Covid passports will be made available to prove people have been vaccinated as early as next month, in time for summer holidays, the travel industry has been told.
The Department for Transport wants an official certification scheme that gives British travellers a document they can show at borders overseas in place by May 17.
In a separate development, a European medical agency recommended that fully vaccinated travellers should be able to sidestep tests and quarantine.
It potentially smooths the path for holidays to more than 20 countries that have indicated they could ask travellers for proof of vaccination, such as Israel, Croatia, Turkey, Spain, Portugal and Cyprus.
Greece has moved to reopen its tourism industry by dropping quarantine rules for travellers from more than 30 nations if they have been vaccinated or tested negative for Covid-19.
The Covid vaccine certificate could come in either digital or physical form, with government officials exploring the best way to make it work in the tight time frame.
Critically, the proof of having received a Covid jab would be certified by UK Government, meaning it would be accepted by countries demanding evidence before entry.
The advanced state of the plans emerged after The Telegraph learnt of details of a telephone call between government officials and industry figures.
The call took place on Wednesday afternoon between members of the Tourism Industry Emergency Response Group and involved discussion of the latest thinking on border reopenings.
A government official on the call is understood to have said: “We aim to give people the ability to prove their vaccine status by the time international travel restarts where other countries require it. The earliest that will restart is May 17.”
The comment was noted during the call by one industry source. A second confirmed the broad accuracy of the remark. DfT sources did not dispute it.
The comment is in line with private briefings from government figures that the ban on overseas holidays is expected to be lifted on May 17 at the next stage of reopening.
However, for now, the Government is yet to lock in the May 17 return of overseas holidays, with a final decision expected to be taken early next month once more Covid case data are received.
It is understood that proof of vaccination, or Covid passports, will be designed to be used only for Britons flying out of the UK and into other countries.
A wider scheme to create an internationally recognised Covid vaccine certificate will take much longer to develop and is unlikely to be ready by May.
In Britain, attempts to convert an NHS app to show proof of vaccines, negative tests and antibodies may not be completed by next month, hence the interest in a more basic document.
Similarly, government interest in using Covid passports in domestic settings, especially for large events, is unlikely to lead to rule changes until June at the earliest.
When borders reopen, countries will be divided into green, amber and red categories, with testing required in the former and hotel quarantine in the latter. It is unclear how vaccination status will be factored into this system.

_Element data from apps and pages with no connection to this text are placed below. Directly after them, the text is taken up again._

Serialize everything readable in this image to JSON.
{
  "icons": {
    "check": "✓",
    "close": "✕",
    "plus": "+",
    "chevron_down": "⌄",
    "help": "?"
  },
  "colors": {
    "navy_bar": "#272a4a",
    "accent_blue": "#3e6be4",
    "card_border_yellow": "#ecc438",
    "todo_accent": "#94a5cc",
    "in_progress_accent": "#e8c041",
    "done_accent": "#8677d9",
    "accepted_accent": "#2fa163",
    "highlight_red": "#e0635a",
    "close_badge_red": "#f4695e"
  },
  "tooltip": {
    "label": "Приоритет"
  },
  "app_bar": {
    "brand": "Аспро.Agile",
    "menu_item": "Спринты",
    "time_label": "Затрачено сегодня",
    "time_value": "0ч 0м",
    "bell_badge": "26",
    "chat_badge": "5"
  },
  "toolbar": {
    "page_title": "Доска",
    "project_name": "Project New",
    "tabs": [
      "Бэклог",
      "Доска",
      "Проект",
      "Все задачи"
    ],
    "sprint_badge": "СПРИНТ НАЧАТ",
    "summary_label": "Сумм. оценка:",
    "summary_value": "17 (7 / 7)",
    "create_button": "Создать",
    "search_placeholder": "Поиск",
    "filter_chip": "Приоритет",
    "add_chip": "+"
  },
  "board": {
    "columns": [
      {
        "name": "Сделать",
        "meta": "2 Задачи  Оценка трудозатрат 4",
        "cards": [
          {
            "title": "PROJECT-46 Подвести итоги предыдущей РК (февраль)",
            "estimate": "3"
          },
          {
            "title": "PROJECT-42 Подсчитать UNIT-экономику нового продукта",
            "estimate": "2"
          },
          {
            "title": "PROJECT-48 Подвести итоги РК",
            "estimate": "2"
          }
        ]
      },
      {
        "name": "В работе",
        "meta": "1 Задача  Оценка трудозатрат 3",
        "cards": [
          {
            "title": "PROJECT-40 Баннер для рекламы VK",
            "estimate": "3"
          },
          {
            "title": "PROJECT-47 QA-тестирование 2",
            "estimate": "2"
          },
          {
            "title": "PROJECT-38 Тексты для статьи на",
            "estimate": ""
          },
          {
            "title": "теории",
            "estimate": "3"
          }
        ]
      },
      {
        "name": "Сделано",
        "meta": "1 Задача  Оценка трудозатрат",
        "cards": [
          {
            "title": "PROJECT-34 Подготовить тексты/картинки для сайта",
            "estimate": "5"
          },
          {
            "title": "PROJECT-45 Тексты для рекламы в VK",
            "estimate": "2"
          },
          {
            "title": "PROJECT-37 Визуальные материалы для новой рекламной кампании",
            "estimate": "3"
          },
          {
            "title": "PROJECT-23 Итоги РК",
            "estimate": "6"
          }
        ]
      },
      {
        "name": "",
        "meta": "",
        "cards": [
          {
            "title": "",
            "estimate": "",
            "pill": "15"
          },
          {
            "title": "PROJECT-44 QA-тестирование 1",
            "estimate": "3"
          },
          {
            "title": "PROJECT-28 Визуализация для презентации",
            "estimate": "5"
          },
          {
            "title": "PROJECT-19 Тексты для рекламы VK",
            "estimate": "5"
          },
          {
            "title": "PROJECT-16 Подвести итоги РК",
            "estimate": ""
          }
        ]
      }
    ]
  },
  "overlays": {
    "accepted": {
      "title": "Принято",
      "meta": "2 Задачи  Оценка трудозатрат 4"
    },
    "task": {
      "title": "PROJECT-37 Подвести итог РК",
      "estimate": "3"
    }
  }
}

In a boost to holidaymakers, the European Centre for Disease Prevention and Control (ECDPC) said the risks were so low that requirements for testing or self-isolating travellers could be “waived or modified”.
It said the latest medical evidence showed the risk of a unvaccinated person contracting the virus from an inoculated individual was “very low”.
It also concluded, based on the latest available evidence, that there was no risk of severe Covid being contracted through transmission.
The ECDPC said: “Requirements for testing and quarantine of travellers (if implemented) and regular testing at workplaces can be waived or modified for fully vaccinated individuals.”
The only condition, it said, would be if there was the presence of Covid variants, which scientists are investigating for their potential to undermine the effectiveness of the vaccines.
It came as MPs demanded holidaymakers must be told the Government’s safe “green list” destinations by the end of next week – or risk jeopardising the relaunch of summer break.
The Commons transport committee has set a deadline of Saturday, May 1, for Britons to be told the list of countries where they could safely book holidays from May 17, the scheduled date for the resumption of foreign travel.